Ms. Buie said she was “thrilled” when she heard the trial was global. “It originated in the US through the drug company AMGEN and PMH is the only Canadian research centre taking part,” she said. The trials are also being conducted in Italy, Spain, Belgium, Japan and Australia.

Faith has guided much of Mary Buie’s journey. She continues to attend services at Little Britain United Church in Lindsay while she stays with her son Rob.

“I will have a CT scan every two months to see how my cancer tumours are responding as AMG 650’s job is to stop the cancer cells from dividing so fast,” she said. “The desire in cancer research is to find pills that will be effective as treatment is much more manageable this way.

For all of us who have cancer and have to travel far to PMH, all of our expenses apart from food are covered. Before COVID we would have stayed at the Princess Margaret Lodge but now our hotel or living accommodation is reimbursed as well as travel by any means needed, so we are not out of pocket.”

Ms. Buie’s treatment began on her birthday. “I have had the best birthday I have had for years because, as well as starting the trial, I was also staying before and after in a posh hotel, all expenses paid, and had Jen and Neil with me there for the weekend. I had wanted to go down to the big city for years and was now doing it. Mixing business with pleasure.
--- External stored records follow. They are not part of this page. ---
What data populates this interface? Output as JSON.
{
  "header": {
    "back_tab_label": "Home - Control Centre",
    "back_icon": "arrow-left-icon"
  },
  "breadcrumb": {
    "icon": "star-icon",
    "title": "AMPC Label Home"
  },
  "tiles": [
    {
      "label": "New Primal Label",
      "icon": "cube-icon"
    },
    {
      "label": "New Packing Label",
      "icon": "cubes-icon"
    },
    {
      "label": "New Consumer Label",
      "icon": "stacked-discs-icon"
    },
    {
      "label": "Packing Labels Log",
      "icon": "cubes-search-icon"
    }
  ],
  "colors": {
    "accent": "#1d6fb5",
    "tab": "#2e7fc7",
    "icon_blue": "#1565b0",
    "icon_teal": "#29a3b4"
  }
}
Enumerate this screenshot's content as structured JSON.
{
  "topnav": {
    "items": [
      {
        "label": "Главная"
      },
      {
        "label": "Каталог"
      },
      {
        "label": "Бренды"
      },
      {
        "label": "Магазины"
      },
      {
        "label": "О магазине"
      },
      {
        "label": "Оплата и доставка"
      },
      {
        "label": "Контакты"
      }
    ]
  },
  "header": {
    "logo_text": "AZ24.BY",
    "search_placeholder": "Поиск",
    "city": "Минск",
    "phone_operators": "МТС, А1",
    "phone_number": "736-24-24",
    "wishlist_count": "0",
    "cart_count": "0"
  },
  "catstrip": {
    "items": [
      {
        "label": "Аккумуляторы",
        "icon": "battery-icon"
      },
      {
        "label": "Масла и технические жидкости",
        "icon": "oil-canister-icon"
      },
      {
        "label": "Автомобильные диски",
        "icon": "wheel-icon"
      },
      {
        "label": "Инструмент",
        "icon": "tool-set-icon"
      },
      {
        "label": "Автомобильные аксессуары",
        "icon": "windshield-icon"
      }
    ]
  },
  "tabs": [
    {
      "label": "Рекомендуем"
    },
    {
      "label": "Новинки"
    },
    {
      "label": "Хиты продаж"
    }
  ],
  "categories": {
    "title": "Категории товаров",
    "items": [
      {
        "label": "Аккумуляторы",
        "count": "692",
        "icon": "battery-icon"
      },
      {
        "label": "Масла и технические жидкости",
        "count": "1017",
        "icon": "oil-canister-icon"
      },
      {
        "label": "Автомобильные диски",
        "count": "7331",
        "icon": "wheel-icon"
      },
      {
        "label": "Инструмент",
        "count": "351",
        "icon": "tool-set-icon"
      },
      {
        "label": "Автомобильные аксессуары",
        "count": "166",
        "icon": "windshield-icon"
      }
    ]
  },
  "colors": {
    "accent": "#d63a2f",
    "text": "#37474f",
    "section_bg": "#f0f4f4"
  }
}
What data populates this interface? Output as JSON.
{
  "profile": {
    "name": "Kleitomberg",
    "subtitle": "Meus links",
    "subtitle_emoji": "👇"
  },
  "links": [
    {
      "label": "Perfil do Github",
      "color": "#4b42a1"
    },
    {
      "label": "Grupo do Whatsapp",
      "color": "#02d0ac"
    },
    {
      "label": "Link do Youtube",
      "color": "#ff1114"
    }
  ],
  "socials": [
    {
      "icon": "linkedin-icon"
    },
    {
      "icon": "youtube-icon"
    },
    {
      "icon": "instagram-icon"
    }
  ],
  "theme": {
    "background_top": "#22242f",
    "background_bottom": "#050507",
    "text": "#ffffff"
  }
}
I find Toronto exciting.”

Ms. Buie said that she has always enjoyed excitement and learning new things, so the experience has truly been a Godsend.

Just beginning the trials was an important boost to her mental health, she added. “The terrible part of waiting when you have completed your treatment and the cancer within you is not responding is very hard,” she admitted. “When any of us start a treatment, it is so much better to have something happening.”

She attends church regularly at Little Britain United Church, where she has gotten to know many of the parishioners during her visits—they even provided her with a prayer quilt. “The service is at 10:30,” she said. “I have to take my pill at the same time every day, so I bring the pill and my water with me.” She must refrain from eating for two hours before taking her pill and for an hour afterward as well.

Ms. Buie said that being at PMH is an eye-opener. “You see so many people who are in tough situations,” she said. “I like people, so I spend a lot of my time talking to people and trying to make them feel a little bit better.”

Ms. Buie offers up this bit of advice to the many people facing health challenges in these most trying of times. “Let your faith be stronger than your fear.”